■ **About this task**
Give back all of the data unchanged. Keep every word as it is.

Stored items from a collection
--------
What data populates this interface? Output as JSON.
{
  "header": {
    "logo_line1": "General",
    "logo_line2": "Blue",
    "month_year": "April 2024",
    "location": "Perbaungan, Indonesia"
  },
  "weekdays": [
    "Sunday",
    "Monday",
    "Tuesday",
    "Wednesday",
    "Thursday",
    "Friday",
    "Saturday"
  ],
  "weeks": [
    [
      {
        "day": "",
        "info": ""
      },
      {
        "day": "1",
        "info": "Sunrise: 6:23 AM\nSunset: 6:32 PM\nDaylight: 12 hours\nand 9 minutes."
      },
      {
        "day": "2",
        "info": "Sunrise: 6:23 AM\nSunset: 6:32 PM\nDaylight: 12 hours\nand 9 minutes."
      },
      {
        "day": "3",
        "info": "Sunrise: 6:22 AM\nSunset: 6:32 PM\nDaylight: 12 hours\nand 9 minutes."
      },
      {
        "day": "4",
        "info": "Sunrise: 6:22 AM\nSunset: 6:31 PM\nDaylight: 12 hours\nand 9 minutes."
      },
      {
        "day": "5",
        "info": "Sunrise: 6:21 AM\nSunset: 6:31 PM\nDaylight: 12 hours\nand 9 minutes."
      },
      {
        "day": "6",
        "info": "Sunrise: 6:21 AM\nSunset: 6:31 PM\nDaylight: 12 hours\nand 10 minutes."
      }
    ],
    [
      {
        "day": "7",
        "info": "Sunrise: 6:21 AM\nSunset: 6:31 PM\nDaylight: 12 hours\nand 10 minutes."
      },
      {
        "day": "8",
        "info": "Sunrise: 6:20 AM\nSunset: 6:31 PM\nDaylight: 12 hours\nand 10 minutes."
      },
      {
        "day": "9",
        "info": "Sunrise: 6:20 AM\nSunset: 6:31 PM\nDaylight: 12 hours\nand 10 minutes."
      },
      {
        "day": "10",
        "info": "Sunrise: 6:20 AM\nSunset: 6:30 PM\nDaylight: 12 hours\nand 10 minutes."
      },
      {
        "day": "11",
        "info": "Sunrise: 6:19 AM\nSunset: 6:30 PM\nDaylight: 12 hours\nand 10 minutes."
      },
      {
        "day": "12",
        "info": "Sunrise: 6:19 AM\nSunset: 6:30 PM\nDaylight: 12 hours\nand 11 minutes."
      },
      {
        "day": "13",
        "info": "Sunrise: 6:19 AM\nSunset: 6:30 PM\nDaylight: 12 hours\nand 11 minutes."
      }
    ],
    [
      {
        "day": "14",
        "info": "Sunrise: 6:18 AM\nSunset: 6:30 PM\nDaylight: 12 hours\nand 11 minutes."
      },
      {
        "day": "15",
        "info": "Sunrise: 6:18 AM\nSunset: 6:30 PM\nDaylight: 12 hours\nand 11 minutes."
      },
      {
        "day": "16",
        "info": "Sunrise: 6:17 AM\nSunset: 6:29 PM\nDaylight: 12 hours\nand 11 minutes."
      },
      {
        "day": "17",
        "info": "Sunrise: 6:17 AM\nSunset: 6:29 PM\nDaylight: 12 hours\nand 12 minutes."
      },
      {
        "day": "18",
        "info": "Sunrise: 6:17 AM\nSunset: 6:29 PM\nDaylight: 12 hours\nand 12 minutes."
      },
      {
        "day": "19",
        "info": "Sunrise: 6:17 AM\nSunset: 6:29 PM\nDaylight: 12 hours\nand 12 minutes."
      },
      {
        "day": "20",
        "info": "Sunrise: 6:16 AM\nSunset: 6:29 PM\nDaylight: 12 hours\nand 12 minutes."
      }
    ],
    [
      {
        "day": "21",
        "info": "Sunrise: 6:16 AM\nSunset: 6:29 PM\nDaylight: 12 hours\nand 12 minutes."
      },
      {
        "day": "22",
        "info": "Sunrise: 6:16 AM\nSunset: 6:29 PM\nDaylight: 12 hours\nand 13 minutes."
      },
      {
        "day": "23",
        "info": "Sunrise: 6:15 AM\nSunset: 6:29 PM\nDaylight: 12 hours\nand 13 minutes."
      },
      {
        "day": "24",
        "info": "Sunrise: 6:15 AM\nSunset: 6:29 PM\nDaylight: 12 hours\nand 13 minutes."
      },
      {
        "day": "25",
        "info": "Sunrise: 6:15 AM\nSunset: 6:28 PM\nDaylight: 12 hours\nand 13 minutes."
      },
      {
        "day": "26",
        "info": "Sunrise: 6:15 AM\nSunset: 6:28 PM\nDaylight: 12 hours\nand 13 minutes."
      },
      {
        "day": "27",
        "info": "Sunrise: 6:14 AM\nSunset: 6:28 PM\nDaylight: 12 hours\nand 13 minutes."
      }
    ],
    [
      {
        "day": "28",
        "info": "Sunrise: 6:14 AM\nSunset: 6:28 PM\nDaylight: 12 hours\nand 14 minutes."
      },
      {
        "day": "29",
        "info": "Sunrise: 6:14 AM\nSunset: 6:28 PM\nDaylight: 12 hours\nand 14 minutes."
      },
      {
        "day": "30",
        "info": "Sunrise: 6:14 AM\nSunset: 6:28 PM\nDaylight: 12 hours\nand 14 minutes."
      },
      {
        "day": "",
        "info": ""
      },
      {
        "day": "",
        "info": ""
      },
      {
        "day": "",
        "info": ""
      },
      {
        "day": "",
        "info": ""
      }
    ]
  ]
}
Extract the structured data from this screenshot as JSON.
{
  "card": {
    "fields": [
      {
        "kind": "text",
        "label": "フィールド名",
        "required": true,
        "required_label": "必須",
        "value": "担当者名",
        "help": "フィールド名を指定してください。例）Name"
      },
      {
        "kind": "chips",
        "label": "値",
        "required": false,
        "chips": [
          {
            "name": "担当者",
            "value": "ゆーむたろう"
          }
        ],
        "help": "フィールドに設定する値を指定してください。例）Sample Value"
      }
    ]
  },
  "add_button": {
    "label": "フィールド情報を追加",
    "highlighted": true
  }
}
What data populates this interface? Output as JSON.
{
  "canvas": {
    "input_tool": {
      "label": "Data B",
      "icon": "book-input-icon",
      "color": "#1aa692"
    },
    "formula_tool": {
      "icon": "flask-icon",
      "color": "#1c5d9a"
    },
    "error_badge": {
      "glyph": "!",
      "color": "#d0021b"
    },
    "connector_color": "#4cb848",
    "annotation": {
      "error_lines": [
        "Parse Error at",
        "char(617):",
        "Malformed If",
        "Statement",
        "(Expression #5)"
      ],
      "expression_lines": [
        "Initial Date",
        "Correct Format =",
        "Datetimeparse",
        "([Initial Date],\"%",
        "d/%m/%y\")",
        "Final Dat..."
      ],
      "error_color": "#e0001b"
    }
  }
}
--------
■ **Solution for this exercise**
What data populates this interface? Output as JSON.
{
  "header": {
    "logo_line1": "General",
    "logo_line2": "Blue",
    "month_year": "April 2024",
    "location": "Perbaungan, Indonesia"
  },
  "weekdays": [
    "Sunday",
    "Monday",
    "Tuesday",
    "Wednesday",
    "Thursday",
    "Friday",
    "Saturday"
  ],
  "weeks": [
    [
      {
        "day": "",
        "info": ""
      },
      {
        "day": "1",
        "info": "Sunrise: 6:23 AM\nSunset: 6:32 PM\nDaylight: 12 hours\nand 9 minutes."
      },
      {
        "day": "2",
        "info": "Sunrise: 6:23 AM\nSunset: 6:32 PM\nDaylight: 12 hours\nand 9 minutes."
      },
      {
        "day": "3",
        "info": "Sunrise: 6:22 AM\nSunset: 6:32 PM\nDaylight: 12 hours\nand 9 minutes."
      },
      {
        "day": "4",
        "info": "Sunrise: 6:22 AM\nSunset: 6:31 PM\nDaylight: 12 hours\nand 9 minutes."
      },
      {
        "day": "5",
        "info": "Sunrise: 6:21 AM\nSunset: 6:31 PM\nDaylight: 12 hours\nand 9 minutes."
      },
      {
        "day": "6",
        "info": "Sunrise: 6:21 AM\nSunset: 6:31 PM\nDaylight: 12 hours\nand 10 minutes."
      }
    ],
    [
      {
        "day": "7",
        "info": "Sunrise: 6:21 AM\nSunset: 6:31 PM\nDaylight: 12 hours\nand 10 minutes."
      },
      {
        "day": "8",
        "info": "Sunrise: 6:20 AM\nSunset: 6:31 PM\nDaylight: 12 hours\nand 10 minutes."
      },
      {
        "day": "9",
        "info": "Sunrise: 6:20 AM\nSunset: 6:31 PM\nDaylight: 12 hours\nand 10 minutes."
      },
      {
        "day": "10",
        "info": "Sunrise: 6:20 AM\nSunset: 6:30 PM\nDaylight: 12 hours\nand 10 minutes."
      },
      {
        "day": "11",
        "info": "Sunrise: 6:19 AM\nSunset: 6:30 PM\nDaylight: 12 hours\nand 10 minutes."
      },
      {
        "day": "12",
        "info": "Sunrise: 6:19 AM\nSunset: 6:30 PM\nDaylight: 12 hours\nand 11 minutes."
      },
      {
        "day": "13",
        "info": "Sunrise: 6:19 AM\nSunset: 6:30 PM\nDaylight: 12 hours\nand 11 minutes."
      }
    ],
    [
      {
        "day": "14",
        "info": "Sunrise: 6:18 AM\nSunset: 6:30 PM\nDaylight: 12 hours\nand 11 minutes."
      },
      {
        "day": "15",
        "info": "Sunrise: 6:18 AM\nSunset: 6:30 PM\nDaylight: 12 hours\nand 11 minutes."
      },
      {
        "day": "16",
        "info": "Sunrise: 6:17 AM\nSunset: 6:29 PM\nDaylight: 12 hours\nand 11 minutes."
      },
      {
        "day": "17",
        "info": "Sunrise: 6:17 AM\nSunset: 6:29 PM\nDaylight: 12 hours\nand 12 minutes."
      },
      {
        "day": "18",
        "info": "Sunrise: 6:17 AM\nSunset: 6:29 PM\nDaylight: 12 hours\nand 12 minutes."
      },
      {
        "day": "19",
        "info": "Sunrise: 6:17 AM\nSunset: 6:29 PM\nDaylight: 12 hours\nand 12 minutes."
      },
      {
        "day": "20",
        "info": "Sunrise: 6:16 AM\nSunset: 6:29 PM\nDaylight: 12 hours\nand 12 minutes."
      }
    ],
    [
      {
        "day": "21",
        "info": "Sunrise: 6:16 AM\nSunset: 6:29 PM\nDaylight: 12 hours\nand 12 minutes."
      },
      {
        "day": "22",
        "info": "Sunrise: 6:16 AM\nSunset: 6:29 PM\nDaylight: 12 hours\nand 13 minutes."
      },
      {
        "day": "23",
        "info": "Sunrise: 6:15 AM\nSunset: 6:29 PM\nDaylight: 12 hours\nand 13 minutes."
      },
      {
        "day": "24",
        "info": "Sunrise: 6:15 AM\nSunset: 6:29 PM\nDaylight: 12 hours\nand 13 minutes."
      },
      {
        "day": "25",
        "info": "Sunrise: 6:15 AM\nSunset: 6:28 PM\nDaylight: 12 hours\nand 13 minutes."
      },
      {
        "day": "26",
        "info": "Sunrise: 6:15 AM\nSunset: 6:28 PM\nDaylight: 12 hours\nand 13 minutes."
      },
      {
        "day": "27",
        "info": "Sunrise: 6:14 AM\nSunset: 6:28 PM\nDaylight: 12 hours\nand 13 minutes."
      }
    ],
    [
      {
        "day": "28",
        "info": "Sunrise: 6:14 AM\nSunset: 6:28 PM\nDaylight: 12 hours\nand 14 minutes."
      },
      {
        "day": "29",
        "info": "Sunrise: 6:14 AM\nSunset: 6:28 PM\nDaylight: 12 hours\nand 14 minutes."
      },
      {
        "day": "30",
        "info": "Sunrise: 6:14 AM\nSunset: 6:28 PM\nDaylight: 12 hours\nand 14 minutes."
      },
      {
        "day": "",
        "info": ""
      },
      {
        "day": "",
        "info": ""
      },
      {
        "day": "",
        "info": ""
      },
      {
        "day": "",
        "info": ""
      }
    ]
  ]
}
Extract the structured data from this screenshot as JSON.
{
  "card": {
    "fields": [
      {
        "kind": "text",
        "label": "フィールド名",
        "required": true,
        "required_label": "必須",
        "value": "担当者名",
        "help": "フィールド名を指定してください。例）Name"
      },
      {
        "kind": "chips",
        "label": "値",
        "required": false,
        "chips": [
          {
            "name": "担当者",
            "value": "ゆーむたろう"
          }
        ],
        "help": "フィールドに設定する値を指定してください。例）Sample Value"
      }
    ]
  },
  "add_button": {
    "label": "フィールド情報を追加",
    "highlighted": true
  }
}
What data populates this interface? Output as JSON.
{
  "canvas": {
    "input_tool": {
      "label": "Data B",
      "icon": "book-input-icon",
      "color": "#1aa692"
    },
    "formula_tool": {
      "icon": "flask-icon",
      "color": "#1c5d9a"
    },
    "error_badge": {
      "glyph": "!",
      "color": "#d0021b"
    },
    "connector_color": "#4cb848",
    "annotation": {
      "error_lines": [
        "Parse Error at",
        "char(617):",
        "Malformed If",
        "Statement",
        "(Expression #5)"
      ],
      "expression_lines": [
        "Initial Date",
        "Correct Format =",
        "Datetimeparse",
        "([Initial Date],\"%",
        "d/%m/%y\")",
        "Final Dat..."
      ],
      "error_color": "#e0001b"
    }
  }
}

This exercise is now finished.